Records supplied Block Start

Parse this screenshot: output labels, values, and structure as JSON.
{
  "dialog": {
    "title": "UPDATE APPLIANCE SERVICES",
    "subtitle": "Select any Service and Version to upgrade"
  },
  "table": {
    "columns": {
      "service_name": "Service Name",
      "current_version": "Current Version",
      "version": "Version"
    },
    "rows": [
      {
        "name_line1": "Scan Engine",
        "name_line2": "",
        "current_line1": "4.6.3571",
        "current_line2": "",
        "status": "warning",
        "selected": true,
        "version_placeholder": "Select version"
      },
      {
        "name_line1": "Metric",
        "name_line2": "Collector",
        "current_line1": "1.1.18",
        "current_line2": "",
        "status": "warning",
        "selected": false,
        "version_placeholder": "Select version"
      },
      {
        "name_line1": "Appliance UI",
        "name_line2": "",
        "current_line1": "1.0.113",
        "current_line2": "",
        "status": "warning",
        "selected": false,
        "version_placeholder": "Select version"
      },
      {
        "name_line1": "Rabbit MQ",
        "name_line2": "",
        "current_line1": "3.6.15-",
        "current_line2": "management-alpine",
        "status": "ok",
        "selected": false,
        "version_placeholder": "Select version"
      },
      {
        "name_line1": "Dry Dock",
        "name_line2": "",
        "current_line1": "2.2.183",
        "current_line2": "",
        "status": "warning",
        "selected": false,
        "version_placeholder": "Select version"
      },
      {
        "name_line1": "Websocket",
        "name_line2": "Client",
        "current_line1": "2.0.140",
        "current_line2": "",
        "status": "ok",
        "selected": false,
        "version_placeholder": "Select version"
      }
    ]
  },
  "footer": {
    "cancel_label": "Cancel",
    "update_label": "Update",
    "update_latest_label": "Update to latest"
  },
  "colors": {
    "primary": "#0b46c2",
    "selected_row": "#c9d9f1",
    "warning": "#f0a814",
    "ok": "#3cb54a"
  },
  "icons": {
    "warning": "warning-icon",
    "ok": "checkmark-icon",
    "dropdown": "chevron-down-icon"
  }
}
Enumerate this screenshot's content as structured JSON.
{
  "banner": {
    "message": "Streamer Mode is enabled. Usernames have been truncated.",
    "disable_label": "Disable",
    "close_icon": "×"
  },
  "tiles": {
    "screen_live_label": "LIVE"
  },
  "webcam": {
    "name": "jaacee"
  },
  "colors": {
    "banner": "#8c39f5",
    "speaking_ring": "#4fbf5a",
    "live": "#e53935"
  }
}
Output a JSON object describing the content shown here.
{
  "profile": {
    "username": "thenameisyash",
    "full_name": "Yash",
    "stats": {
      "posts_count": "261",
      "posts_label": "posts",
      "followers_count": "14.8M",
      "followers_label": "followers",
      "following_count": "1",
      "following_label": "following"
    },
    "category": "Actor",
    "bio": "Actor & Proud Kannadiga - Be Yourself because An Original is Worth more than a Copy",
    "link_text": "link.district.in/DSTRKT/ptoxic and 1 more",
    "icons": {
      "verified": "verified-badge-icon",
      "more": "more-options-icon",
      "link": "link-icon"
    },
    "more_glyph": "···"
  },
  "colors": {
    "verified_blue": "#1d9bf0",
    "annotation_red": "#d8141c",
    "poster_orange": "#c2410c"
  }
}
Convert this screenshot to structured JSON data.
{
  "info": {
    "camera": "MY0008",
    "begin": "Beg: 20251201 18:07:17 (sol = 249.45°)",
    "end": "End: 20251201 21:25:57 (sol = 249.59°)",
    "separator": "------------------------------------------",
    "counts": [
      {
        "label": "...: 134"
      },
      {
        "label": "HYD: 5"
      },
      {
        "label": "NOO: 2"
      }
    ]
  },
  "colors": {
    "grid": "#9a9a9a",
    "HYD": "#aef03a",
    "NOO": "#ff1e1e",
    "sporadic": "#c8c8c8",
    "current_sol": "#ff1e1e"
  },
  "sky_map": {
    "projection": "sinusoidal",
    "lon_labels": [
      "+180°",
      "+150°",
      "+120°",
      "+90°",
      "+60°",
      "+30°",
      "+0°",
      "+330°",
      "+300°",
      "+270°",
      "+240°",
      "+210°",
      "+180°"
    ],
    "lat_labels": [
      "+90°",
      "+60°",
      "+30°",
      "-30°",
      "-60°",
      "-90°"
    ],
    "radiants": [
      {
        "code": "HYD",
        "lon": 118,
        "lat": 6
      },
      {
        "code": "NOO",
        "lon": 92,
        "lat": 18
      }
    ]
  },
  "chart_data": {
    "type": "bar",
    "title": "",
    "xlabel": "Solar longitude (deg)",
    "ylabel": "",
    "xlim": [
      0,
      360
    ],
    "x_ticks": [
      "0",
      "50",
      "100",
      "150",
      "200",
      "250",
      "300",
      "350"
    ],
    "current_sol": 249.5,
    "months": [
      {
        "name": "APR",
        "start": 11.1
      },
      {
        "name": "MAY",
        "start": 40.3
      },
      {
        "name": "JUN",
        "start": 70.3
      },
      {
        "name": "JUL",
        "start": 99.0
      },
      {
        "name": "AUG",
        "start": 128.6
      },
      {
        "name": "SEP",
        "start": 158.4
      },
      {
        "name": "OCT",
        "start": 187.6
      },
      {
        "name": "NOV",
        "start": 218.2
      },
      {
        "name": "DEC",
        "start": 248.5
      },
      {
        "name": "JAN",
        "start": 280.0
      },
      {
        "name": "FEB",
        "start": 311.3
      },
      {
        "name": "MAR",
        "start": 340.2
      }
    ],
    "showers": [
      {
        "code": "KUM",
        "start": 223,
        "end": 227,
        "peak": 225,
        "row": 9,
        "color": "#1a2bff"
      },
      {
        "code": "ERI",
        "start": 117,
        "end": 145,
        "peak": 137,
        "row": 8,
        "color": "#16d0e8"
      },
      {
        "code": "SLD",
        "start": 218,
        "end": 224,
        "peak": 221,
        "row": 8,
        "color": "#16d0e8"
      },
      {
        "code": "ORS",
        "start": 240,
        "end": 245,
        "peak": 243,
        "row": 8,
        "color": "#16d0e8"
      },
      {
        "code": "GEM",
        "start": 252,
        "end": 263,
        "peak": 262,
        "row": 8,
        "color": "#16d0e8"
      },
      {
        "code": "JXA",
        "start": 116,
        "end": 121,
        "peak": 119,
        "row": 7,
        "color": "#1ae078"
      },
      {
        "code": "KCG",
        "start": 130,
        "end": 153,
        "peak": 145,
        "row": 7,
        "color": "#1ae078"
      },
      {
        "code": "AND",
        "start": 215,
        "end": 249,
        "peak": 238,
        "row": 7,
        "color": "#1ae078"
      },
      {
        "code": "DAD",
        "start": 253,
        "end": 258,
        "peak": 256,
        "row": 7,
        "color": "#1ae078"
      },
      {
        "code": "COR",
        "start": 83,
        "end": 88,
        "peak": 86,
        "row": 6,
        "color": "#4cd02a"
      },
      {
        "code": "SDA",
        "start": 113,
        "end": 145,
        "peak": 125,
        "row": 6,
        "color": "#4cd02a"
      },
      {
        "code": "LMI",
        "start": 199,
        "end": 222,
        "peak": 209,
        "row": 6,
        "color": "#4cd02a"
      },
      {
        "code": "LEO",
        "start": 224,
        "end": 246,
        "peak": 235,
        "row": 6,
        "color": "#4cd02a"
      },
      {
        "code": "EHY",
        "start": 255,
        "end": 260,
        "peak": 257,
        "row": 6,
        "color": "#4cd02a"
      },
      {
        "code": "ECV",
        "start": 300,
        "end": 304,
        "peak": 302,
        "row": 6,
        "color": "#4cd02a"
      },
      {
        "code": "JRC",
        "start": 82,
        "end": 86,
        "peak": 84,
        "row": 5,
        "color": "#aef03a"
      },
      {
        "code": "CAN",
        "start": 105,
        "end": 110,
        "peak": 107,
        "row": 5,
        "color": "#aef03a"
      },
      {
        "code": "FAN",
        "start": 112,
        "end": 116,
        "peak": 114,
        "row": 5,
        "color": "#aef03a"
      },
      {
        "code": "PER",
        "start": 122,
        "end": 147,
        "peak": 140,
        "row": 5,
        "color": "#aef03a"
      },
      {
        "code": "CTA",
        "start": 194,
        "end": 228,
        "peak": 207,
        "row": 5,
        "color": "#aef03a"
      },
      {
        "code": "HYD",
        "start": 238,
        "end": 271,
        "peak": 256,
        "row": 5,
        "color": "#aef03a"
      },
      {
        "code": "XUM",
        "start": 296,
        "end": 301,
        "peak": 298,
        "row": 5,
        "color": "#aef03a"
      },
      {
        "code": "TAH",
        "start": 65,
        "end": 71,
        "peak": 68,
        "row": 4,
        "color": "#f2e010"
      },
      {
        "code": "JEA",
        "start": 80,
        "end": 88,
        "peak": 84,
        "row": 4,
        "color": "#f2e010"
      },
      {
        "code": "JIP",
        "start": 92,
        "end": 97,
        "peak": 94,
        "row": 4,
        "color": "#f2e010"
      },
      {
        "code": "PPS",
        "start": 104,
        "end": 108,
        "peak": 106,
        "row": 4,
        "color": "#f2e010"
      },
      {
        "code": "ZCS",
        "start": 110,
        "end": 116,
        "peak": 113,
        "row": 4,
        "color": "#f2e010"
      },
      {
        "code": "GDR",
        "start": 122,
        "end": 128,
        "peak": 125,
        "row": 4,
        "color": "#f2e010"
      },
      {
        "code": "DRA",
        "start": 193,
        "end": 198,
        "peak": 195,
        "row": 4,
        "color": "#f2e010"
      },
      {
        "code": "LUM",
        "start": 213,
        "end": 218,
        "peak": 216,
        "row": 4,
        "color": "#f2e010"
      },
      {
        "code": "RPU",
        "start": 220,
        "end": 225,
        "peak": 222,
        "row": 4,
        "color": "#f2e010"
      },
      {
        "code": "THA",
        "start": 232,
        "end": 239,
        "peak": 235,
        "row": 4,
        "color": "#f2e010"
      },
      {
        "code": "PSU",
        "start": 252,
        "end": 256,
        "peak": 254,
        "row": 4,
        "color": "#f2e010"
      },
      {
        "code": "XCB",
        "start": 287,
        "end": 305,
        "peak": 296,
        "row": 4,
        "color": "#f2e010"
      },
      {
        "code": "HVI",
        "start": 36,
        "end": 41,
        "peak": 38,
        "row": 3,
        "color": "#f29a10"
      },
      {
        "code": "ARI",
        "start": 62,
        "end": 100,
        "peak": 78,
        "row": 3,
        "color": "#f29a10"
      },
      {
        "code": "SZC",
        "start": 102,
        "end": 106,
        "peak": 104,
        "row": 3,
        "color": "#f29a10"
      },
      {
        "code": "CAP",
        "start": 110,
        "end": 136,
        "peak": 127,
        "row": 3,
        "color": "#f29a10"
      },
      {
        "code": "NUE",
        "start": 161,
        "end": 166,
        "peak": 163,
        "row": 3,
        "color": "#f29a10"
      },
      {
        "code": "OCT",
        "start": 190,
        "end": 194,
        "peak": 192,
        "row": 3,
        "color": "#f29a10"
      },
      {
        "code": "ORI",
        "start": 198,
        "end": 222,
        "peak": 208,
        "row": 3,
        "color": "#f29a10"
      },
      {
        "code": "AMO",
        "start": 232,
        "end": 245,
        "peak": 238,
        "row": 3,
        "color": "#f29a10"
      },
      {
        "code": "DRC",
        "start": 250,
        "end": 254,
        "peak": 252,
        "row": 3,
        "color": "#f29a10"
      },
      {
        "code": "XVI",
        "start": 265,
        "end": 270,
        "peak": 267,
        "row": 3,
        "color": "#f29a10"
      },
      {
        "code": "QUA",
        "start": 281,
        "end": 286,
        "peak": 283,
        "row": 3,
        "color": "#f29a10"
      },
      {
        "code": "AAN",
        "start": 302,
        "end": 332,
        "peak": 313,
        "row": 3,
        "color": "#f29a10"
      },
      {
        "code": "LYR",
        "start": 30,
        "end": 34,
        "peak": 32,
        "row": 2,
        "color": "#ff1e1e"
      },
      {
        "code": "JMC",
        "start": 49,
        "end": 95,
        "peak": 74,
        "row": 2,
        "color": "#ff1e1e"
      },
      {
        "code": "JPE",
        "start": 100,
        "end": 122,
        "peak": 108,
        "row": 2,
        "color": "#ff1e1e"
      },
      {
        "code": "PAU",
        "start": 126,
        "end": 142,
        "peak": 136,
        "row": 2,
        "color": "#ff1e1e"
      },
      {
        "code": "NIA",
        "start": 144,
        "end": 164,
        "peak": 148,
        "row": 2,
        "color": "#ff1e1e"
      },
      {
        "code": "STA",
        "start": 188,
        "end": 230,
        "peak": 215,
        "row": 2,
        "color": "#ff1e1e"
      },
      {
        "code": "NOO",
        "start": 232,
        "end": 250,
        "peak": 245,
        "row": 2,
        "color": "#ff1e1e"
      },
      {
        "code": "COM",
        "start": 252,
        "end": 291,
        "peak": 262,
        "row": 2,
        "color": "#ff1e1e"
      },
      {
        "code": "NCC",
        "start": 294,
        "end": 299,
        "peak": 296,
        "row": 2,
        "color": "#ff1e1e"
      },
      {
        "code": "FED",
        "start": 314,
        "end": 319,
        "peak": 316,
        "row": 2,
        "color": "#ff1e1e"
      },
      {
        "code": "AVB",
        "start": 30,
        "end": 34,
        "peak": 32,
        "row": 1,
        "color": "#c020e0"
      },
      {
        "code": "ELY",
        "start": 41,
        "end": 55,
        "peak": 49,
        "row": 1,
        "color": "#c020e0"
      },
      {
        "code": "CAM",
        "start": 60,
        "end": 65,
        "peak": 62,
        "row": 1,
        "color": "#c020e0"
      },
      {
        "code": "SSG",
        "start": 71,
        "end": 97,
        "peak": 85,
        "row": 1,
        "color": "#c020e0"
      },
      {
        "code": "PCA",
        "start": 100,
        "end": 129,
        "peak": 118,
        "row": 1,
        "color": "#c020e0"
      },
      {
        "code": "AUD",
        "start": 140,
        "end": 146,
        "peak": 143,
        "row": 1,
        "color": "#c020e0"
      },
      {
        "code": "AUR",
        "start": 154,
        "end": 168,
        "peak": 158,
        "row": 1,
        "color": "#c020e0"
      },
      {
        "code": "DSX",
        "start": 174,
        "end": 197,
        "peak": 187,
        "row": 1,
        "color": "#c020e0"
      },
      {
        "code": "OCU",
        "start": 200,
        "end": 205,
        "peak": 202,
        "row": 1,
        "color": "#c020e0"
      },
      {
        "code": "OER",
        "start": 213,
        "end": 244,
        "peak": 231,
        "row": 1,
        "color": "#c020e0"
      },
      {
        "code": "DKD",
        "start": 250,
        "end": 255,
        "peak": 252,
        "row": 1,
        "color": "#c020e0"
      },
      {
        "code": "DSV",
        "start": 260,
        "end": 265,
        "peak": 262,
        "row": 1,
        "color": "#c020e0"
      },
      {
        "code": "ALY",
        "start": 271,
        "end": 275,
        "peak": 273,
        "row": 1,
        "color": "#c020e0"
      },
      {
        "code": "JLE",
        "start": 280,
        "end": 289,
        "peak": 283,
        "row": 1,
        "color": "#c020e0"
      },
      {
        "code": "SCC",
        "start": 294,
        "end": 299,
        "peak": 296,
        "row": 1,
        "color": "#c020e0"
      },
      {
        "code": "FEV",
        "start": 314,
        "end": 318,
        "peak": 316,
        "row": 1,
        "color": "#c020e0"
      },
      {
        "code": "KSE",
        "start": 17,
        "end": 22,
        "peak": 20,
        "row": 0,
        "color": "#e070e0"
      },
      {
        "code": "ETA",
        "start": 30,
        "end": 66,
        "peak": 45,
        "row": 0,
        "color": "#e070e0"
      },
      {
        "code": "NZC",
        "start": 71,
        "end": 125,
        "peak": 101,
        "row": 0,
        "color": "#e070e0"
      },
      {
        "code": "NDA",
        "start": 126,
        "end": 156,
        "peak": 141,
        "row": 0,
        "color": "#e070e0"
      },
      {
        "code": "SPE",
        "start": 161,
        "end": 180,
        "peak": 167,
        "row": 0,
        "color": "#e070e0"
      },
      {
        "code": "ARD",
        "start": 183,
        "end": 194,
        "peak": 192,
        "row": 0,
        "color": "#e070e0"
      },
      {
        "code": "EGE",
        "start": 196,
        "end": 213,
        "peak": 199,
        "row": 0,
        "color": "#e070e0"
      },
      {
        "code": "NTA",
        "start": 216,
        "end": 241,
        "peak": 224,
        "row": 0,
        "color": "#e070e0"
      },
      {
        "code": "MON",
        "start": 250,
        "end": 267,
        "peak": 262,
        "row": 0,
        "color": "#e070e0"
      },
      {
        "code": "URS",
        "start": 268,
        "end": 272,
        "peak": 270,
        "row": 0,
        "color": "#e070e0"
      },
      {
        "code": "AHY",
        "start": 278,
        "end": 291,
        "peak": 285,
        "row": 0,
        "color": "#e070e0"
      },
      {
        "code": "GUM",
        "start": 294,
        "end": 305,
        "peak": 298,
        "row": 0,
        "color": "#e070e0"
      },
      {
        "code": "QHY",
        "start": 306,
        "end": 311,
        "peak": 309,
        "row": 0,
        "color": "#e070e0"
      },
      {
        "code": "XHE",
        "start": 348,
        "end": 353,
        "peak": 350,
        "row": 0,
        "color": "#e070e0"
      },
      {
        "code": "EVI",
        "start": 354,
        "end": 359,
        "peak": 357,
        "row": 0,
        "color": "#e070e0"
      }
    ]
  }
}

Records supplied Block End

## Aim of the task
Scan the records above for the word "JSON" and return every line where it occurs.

## Reply to the exercise
Parse this screenshot: output labels, values, and structure as JSON.
Enumerate this screenshot's content as structured JSON.
Output a JSON object describing the content shown here.
Convert this screenshot to structured JSON data.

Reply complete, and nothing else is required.